On Twitter, meanwhile, Onward Staters keep up a second-by-second conversation with the rest of the world. Or at least the 1,200-person slice of it interested in the collective nail-biting of following the Nittany Lions in 140-character bursts, or tips on where you can get free coffee, or news on This American Life's airing a segment about Penn State because it was named the country's top party school. "On campus, I'd say we are the most authoritative Twitter presence," Mr. Glazier brags.
The numbers back his boast. The Web site Campus Tweet, which ranks college Twitter activity, lists Onward State third at Penn State when it comes to most popular among students and alumni, while the Collegian comes in eighth.
(Twitter power aside, Onward State hardly threatens to topple the Collegian, an institution whose Penn State roots stretch even deeper than the 44-year tenure of the legendary football coach Joe Paterno. The Princeton Review ranks the Collegian, which dates to 1887, as one of the country's best college papers. And Ms. Skena says circulation, now at about 20,000, has been on "a huge upswing.")
What Mr. Shaver calls the "fresh voice" of Onward State, Cole W. Camplese, Penn State's director of education technology services, describes as "a brand new style of publication on a university campus." Underground media has always existed. But not until recently, he says, have there been underground papers published on a global distribution platform and amplified by the personal social networks of editors like Mr. Shaver, who can share posts with more than 1,300 Facebook "friends."
"They're taking new media, and they're pushing it to the limits of legitimacy," says Mr. Camplese.
Mr. Shaver and Mr. Glazier have a couple of years left to keep pushing those limits. They hope to plot an "exit strategy" so the site outlives their graduations.
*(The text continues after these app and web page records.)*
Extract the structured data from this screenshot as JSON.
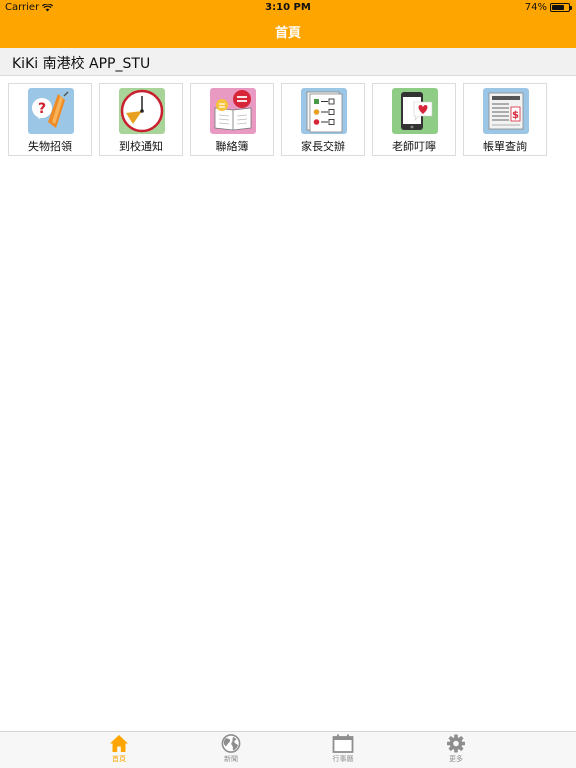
{
  "status": {
    "carrier": "Carrier",
    "time": "3:10 PM",
    "battery": "74%",
    "battery_level": 0.74
  },
  "header": {
    "title": "首頁"
  },
  "school": {
    "name": "KiKi 南港校 APP_STU"
  },
  "tiles": [
    {
      "label": "失物招領",
      "icon": "lost-and-found-icon"
    },
    {
      "label": "到校通知",
      "icon": "clock-icon"
    },
    {
      "label": "聯絡簿",
      "icon": "contact-book-icon"
    },
    {
      "label": "家長交辦",
      "icon": "checklist-icon"
    },
    {
      "label": "老師叮嚀",
      "icon": "phone-heart-icon"
    },
    {
      "label": "帳單查詢",
      "icon": "bill-icon"
    }
  ],
  "tabs": [
    {
      "label": "首頁",
      "icon": "home-icon",
      "active": true
    },
    {
      "label": "新聞",
      "icon": "globe-icon",
      "active": false
    },
    {
      "label": "行事曆",
      "icon": "calendar-icon",
      "active": false
    },
    {
      "label": "更多",
      "icon": "gear-icon",
      "active": false
    }
  ],
  "colors": {
    "accent": "#fea500",
    "tab_inactive": "#8e8e8e",
    "school_bar": "#f1f1f1"
  }
}
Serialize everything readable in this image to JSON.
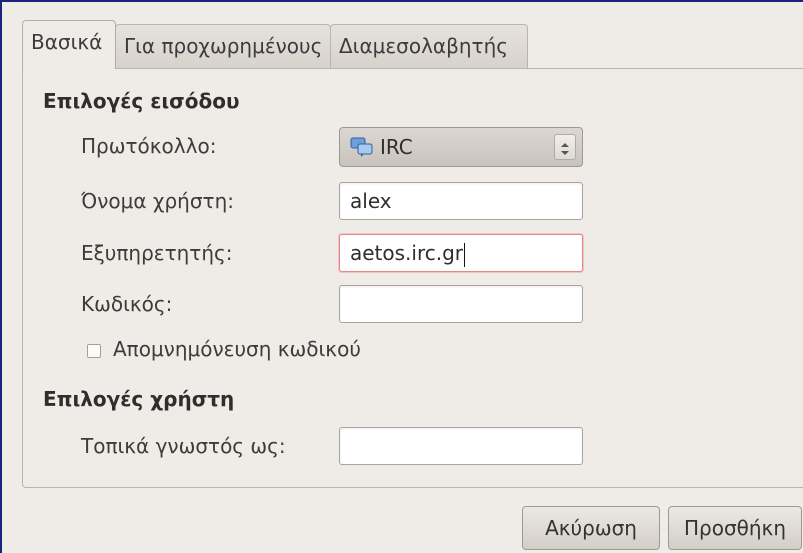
{
  "tabs": [
    {
      "label": "Βασικά",
      "active": true
    },
    {
      "label": "Για προχωρημένους",
      "active": false
    },
    {
      "label": "Διαμεσολαβητής",
      "active": false
    }
  ],
  "login": {
    "section_title": "Επιλογές εισόδου",
    "protocol_label": "Πρωτόκολλο:",
    "protocol_value": "IRC",
    "protocol_icon": "chat-bubbles-icon",
    "username_label": "Όνομα χρήστη:",
    "username_value": "alex",
    "server_label": "Εξυπηρετητής:",
    "server_value": "aetos.irc.gr",
    "password_label": "Κωδικός:",
    "password_value": "",
    "remember_password_label": "Απομνημόνευση κωδικού",
    "remember_password_checked": false
  },
  "user": {
    "section_title": "Επιλογές χρήστη",
    "local_alias_label": "Τοπικά γνωστός ως:",
    "local_alias_value": ""
  },
  "actions": {
    "cancel_label": "Ακύρωση",
    "add_label": "Προσθήκη"
  },
  "colors": {
    "window_bg": "#efebe7",
    "frame_border": "#1a237e",
    "focus_border": "#e08a8a"
  }
}
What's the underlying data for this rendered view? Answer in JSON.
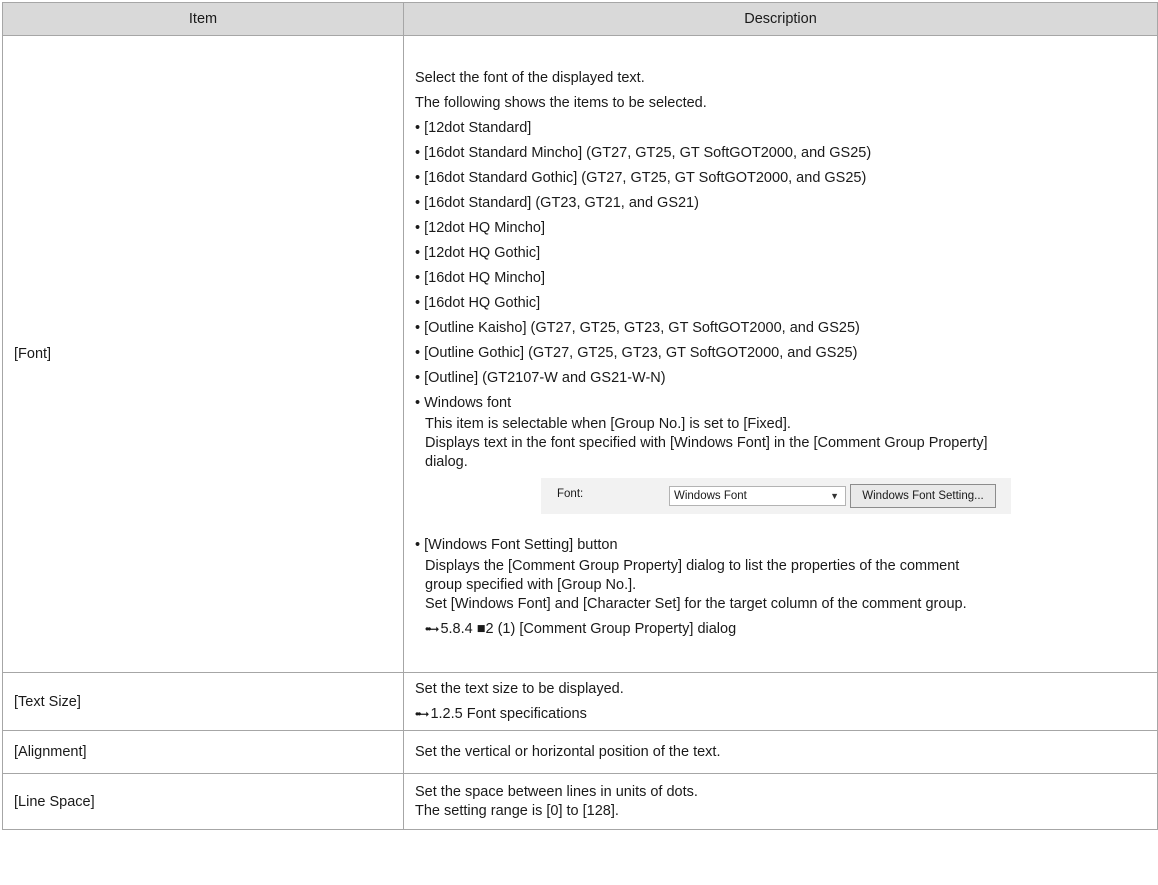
{
  "table": {
    "header": {
      "item": "Item",
      "description": "Description"
    },
    "rows": [
      {
        "item": "[Font]",
        "lines": [
          "Select the font of the displayed text.",
          "The following shows the items to be selected.",
          "• [12dot Standard]",
          "• [16dot Standard Mincho] (GT27, GT25, GT SoftGOT2000, and GS25)",
          "• [16dot Standard Gothic] (GT27, GT25, GT SoftGOT2000, and GS25)",
          "• [16dot Standard] (GT23, GT21, and GS21)",
          "• [12dot HQ Mincho]",
          "• [12dot HQ Gothic]",
          "• [16dot HQ Mincho]",
          "• [16dot HQ Gothic]",
          "• [Outline Kaisho] (GT27, GT25, GT23, GT SoftGOT2000, and GS25)",
          "• [Outline Gothic] (GT27, GT25, GT23, GT SoftGOT2000, and GS25)",
          "• [Outline] (GT2107-W and GS21-W-N)",
          "• Windows font"
        ],
        "windows_font_note": [
          "This item is selectable when [Group No.] is set to [Fixed].",
          "Displays text in the font specified with [Windows Font] in the [Comment Group Property]",
          "dialog."
        ],
        "widget": {
          "label": "Font:",
          "select_value": "Windows Font",
          "button_label": "Windows Font Setting..."
        },
        "button_heading": "• [Windows Font Setting] button",
        "button_note": [
          "Displays the [Comment Group Property] dialog to list the properties of the comment",
          "group specified with [Group No.].",
          "Set [Windows Font] and [Character Set] for the target column of the comment group."
        ],
        "reference": "5.8.4 ■2 (1) [Comment Group Property] dialog"
      },
      {
        "item": "[Text Size]",
        "lines": [
          "Set the text size to be displayed."
        ],
        "reference": "1.2.5 Font specifications"
      },
      {
        "item": "[Alignment]",
        "lines": [
          "Set the vertical or horizontal position of the text."
        ]
      },
      {
        "item": "[Line Space]",
        "lines": [
          "Set the space between lines in units of dots.",
          "The setting range is [0] to [128]."
        ]
      }
    ]
  }
}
Before that happens, they want to carry their virtual community into reality, with live social gatherings like "tweet ups" that bring together their Twitter friends, moving Onward State onward still.